What you should do
From the data below, return all lines holding the string "this".

Given records
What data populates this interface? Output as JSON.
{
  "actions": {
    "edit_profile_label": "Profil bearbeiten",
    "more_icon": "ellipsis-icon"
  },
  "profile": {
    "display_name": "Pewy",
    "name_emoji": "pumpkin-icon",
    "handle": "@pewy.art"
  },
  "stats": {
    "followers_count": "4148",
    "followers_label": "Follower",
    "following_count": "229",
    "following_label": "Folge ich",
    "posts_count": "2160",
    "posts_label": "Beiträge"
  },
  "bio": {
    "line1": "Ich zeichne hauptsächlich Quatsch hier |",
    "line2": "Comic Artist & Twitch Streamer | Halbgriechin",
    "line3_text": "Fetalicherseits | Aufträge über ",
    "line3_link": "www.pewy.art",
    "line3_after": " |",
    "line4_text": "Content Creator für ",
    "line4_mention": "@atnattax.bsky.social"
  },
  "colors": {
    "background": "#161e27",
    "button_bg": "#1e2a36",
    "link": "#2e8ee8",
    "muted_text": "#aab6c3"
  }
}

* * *

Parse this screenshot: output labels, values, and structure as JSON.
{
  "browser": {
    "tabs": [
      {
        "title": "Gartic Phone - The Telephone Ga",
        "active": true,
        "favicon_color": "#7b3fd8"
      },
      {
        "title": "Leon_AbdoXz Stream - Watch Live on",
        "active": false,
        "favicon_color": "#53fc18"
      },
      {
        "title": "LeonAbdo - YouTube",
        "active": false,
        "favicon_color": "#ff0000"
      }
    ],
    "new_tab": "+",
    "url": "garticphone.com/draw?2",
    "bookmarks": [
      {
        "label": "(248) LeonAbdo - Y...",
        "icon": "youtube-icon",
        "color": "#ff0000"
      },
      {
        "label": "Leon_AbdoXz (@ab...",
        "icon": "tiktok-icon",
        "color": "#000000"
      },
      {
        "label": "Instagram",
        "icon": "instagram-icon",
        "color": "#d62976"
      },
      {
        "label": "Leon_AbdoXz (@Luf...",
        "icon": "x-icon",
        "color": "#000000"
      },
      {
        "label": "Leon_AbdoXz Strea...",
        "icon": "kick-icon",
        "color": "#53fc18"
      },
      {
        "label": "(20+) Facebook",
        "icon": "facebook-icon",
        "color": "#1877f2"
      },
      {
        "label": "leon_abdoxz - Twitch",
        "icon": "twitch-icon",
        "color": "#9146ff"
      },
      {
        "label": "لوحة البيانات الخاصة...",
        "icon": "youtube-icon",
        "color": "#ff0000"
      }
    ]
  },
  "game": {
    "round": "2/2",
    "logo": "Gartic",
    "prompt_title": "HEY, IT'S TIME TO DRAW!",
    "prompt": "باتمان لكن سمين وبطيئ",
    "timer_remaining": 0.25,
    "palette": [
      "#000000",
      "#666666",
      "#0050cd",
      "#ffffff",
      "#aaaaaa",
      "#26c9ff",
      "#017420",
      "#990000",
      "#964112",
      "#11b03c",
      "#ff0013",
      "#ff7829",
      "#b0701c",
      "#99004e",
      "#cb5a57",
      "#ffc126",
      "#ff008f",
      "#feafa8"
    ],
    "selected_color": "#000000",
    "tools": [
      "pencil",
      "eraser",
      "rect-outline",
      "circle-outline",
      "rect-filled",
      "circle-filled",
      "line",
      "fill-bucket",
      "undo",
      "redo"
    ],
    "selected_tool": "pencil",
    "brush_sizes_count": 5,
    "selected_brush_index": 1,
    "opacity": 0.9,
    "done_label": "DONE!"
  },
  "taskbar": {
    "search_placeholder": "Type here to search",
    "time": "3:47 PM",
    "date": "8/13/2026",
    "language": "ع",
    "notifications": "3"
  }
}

Written response
What data populates this interface? Output as JSON.
Parse this screenshot: output labels, values, and structure as JSON.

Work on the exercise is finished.